• Your task: Count the lines in the data below that have "title" in them, and reply with only that number.

• Source information:
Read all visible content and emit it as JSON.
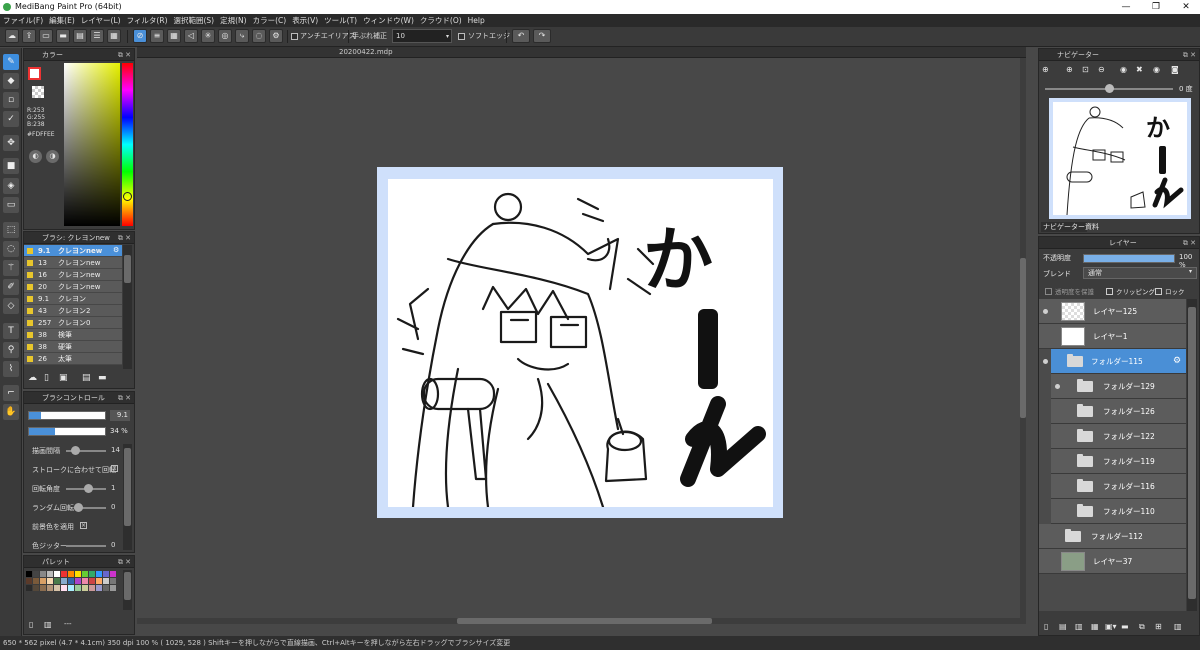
{
  "window": {
    "title": "MediBang Paint Pro (64bit)",
    "minimize": "—",
    "maximize": "❐",
    "close": "✕"
  },
  "menu": [
    "ファイル(F)",
    "編集(E)",
    "レイヤー(L)",
    "フィルタ(R)",
    "選択範囲(S)",
    "定規(N)",
    "カラー(C)",
    "表示(V)",
    "ツール(T)",
    "ウィンドウ(W)",
    "クラウド(O)",
    "Help"
  ],
  "toolbar": {
    "antialias_label": "アンチエイリアス",
    "stabilizer_label": "手ぶれ補正",
    "stabilizer_value": "10",
    "soft_edge_label": "ソフトエッジ"
  },
  "document": {
    "tab": "20200422.mdp"
  },
  "color_panel": {
    "title": "カラー",
    "r": "R:253",
    "g": "G:255",
    "b": "B:238",
    "hex": "#FDFFEE"
  },
  "brush_panel": {
    "title": "ブラシ: クレヨンnew",
    "items": [
      {
        "size": "9.1",
        "name": "クレヨンnew"
      },
      {
        "size": "13",
        "name": "クレヨンnew"
      },
      {
        "size": "16",
        "name": "クレヨンnew"
      },
      {
        "size": "20",
        "name": "クレヨンnew"
      },
      {
        "size": "9.1",
        "name": "クレヨン"
      },
      {
        "size": "43",
        "name": "クレヨン2"
      },
      {
        "size": "257",
        "name": "クレヨン0"
      },
      {
        "size": "38",
        "name": "検筆"
      },
      {
        "size": "38",
        "name": "硬筆"
      },
      {
        "size": "26",
        "name": "太筆"
      }
    ]
  },
  "brush_control": {
    "title": "ブラシコントロール",
    "size_value": "9.1",
    "opacity_value": "34 %",
    "opacity_level": 0.34,
    "spacing_label": "描画間隔",
    "spacing_value": "14",
    "rotate_stroke_label": "ストロークに合わせて回転",
    "angle_label": "回転角度",
    "angle_value": "1",
    "random_rotate_label": "ランダム回転",
    "random_rotate_value": "0",
    "apply_fg_label": "前景色を適用",
    "jitter_label": "色ジッター",
    "jitter_value": "0"
  },
  "palette": {
    "title": "パレット",
    "footer": "---"
  },
  "navigator": {
    "title": "ナビゲーター",
    "angle": "0 度",
    "tab_nav": "ナビゲーター",
    "tab_ref": "資料"
  },
  "layers": {
    "title": "レイヤー",
    "opacity_label": "不透明度",
    "opacity_value": "100 %",
    "opacity_level": 1.0,
    "blend_label": "ブレンド",
    "blend_value": "通常",
    "protect_label": "透明度を保護",
    "clip_label": "クリッピング",
    "lock_label": "ロック",
    "items": [
      {
        "name": "レイヤー125",
        "kind": "layer"
      },
      {
        "name": "レイヤー1",
        "kind": "layer"
      },
      {
        "name": "フォルダー115",
        "kind": "folder"
      },
      {
        "name": "フォルダー129",
        "kind": "folder"
      },
      {
        "name": "フォルダー126",
        "kind": "folder"
      },
      {
        "name": "フォルダー122",
        "kind": "folder"
      },
      {
        "name": "フォルダー119",
        "kind": "folder"
      },
      {
        "name": "フォルダー116",
        "kind": "folder"
      },
      {
        "name": "フォルダー110",
        "kind": "folder"
      },
      {
        "name": "フォルダー112",
        "kind": "folder"
      },
      {
        "name": "レイヤー37",
        "kind": "layer"
      }
    ]
  },
  "status": {
    "text": "650 * 562 pixel   (4.7 * 4.1cm)   350 dpi   100 %   ( 1029, 528 )   Shiftキーを押しながらで直線描画、Ctrl+Altキーを押しながら左右ドラッグでブラシサイズ変更"
  },
  "artwork": {
    "text": "かーん"
  }
}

• Solved exercise: 7